Fundraising event in Imabari

Because of the recent events in Japan, everybody is worried about the situation. But Japan is not walking alone, the International communities are organizing many fundraising events to collect money and send it to Japan Red Cross. In Montreal, my friends organized a “bake for sale” day. Many people cooked a lot of food and they were selling it. They were able to collect over 14 thousands dollars in 2 weekends. The Taiko group in Montreal “Arashi Daiko” will make a concert next week. The group is made up of Japaneses, Japanese-Canadians and Canadians and they are around 20 members. Every year, they participate at “O-hanami picnic”, “Longueuil’s drum festival” and “Matsuri Japon".

Recently, I personally went to 2 different events in Imabari. The first one consisted of street performers. 3 guys were playing with fire. 1 guy was holding a long stick and both tips were in fire and 2 other guys were manipulating 2 special instruments in fire and they were making circle in the air. It was night so the result was spectacular. The next participants were break dancing. I forgot the name of the group because it was very long like “Super extra duper rolling dancer” or something like that. We also watched a magician show and we listened a rap singer.


by Nicolas

I love Oshogatsu!

When I was dreaming about living in Japan, I never imagined that will be in Imabari. What I wanted to do the most was to live in a small town where I can learn and practice Japanese and to make some friends. I arrived before the New Year festivities. My friend from Imabari who study in Montreal helped me and I was able to stay with her family during almost one week. Their house was bigger than I expected and very authentic. I ate very delicious meals every day. In Canada, when children are 18 years old, married or not, they have to leave the parent’s house. This family still lives with their daughter and this is something I miss because I am not living in the same town than my family in Canada. Also, I feel like this family respected me and accepted me like I am.

First thing I ate when I arrived in Imabari was Nabeyaki Udon. Food seems very important in Japanese culture. So, the same day when all the family was reunited, we went to Izakaya. We tried many plates to see what I was able to eat. They were surprised by the fact I liked almost everything. These kinds of restaurants are very rare in Canada. Usually, you order one plate and this is a huge portion. But In Japan, quality is more important than quantity and you share also this food with everybody. Another thing Japanese people share is bath time. Even if winter is very cold where I came from, we take rarely a bath. We prefer shower because it’s faster.
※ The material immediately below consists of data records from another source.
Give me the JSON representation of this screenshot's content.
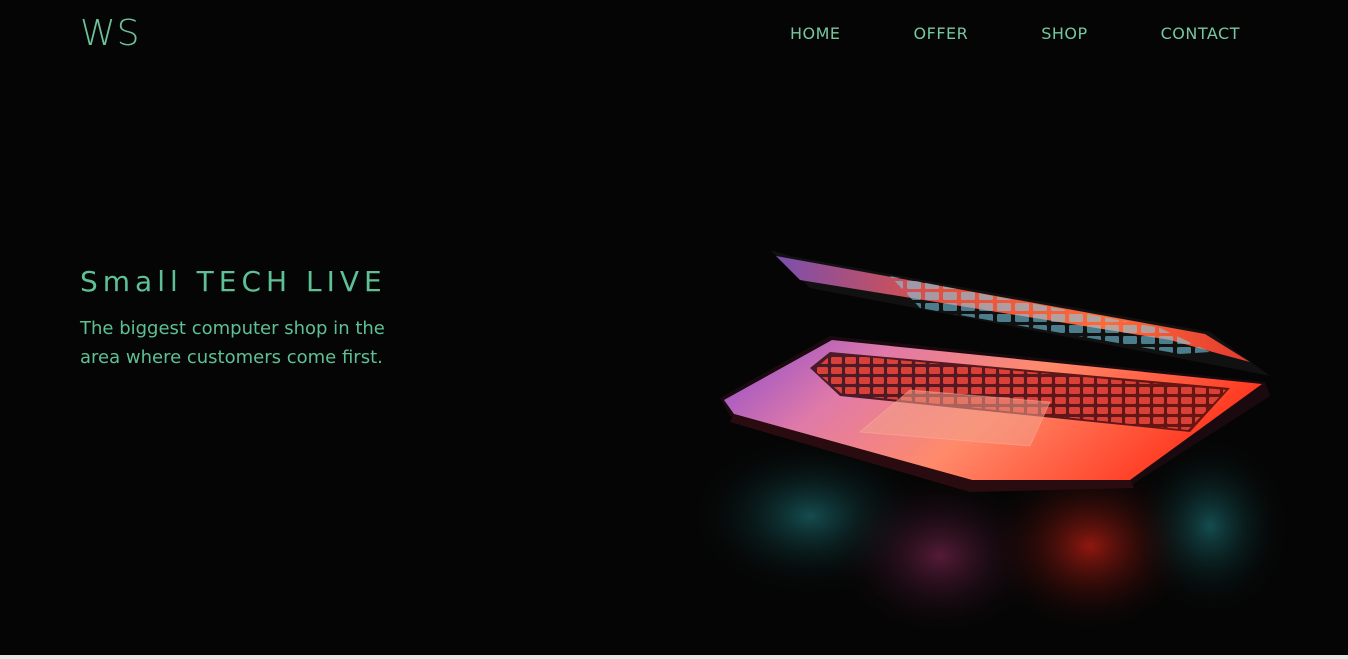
{
  "header": {
    "logo": "WS",
    "nav": [
      {
        "label": "HOME"
      },
      {
        "label": "OFFER"
      },
      {
        "label": "SHOP"
      },
      {
        "label": "CONTACT"
      }
    ]
  },
  "hero": {
    "title": "Small TECH LIVE",
    "subtitle": "The biggest computer shop in the area where customers come first."
  },
  "colors": {
    "background": "#050505",
    "accent": "#5ec095"
  },
  "image": {
    "subject": "laptop-hero-image"
  }
}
Before the New Year, we ate soba noodles. They said this is good for my lifespan. We also watched the famous TV show where 2 teams tried their best to win. Enka songs are very interesting, isn’t it! Too bad, the red team didn’t win. After that, we went at the temple on top of a hill. Usually, for Christians, we go to church to celebrate the birth of Jesus Christ, December 25th. But here, they ring a bell 108 times and pray at the temple. I received a lucky charm and I really hope that will bring me luck for the rest of my trip in Japan.

For 3 days, we ate osechi. Did I say food is important in Japanese culture? This is marvelous. I loved everything even if I don’t know exactly what I ate. I heard some people here don’t like natto or osechi? Does it mean I am more Japanese than those persons? I don’t think so. I guess I just enjoy eating food too much. By the way, I have important message to people who has a wife or a mother who cooks for the family. You should thank her for all the effort. It must be difficult to cook every day and doing all the other tasks. What I prefer the most since I am in Japan is having a discussion with friends around a good meal and to relax.

Next time I will write about firewalking at Senyuji temple and more about the difference between Canada and Japan.

À bientôt
Nicolas Marion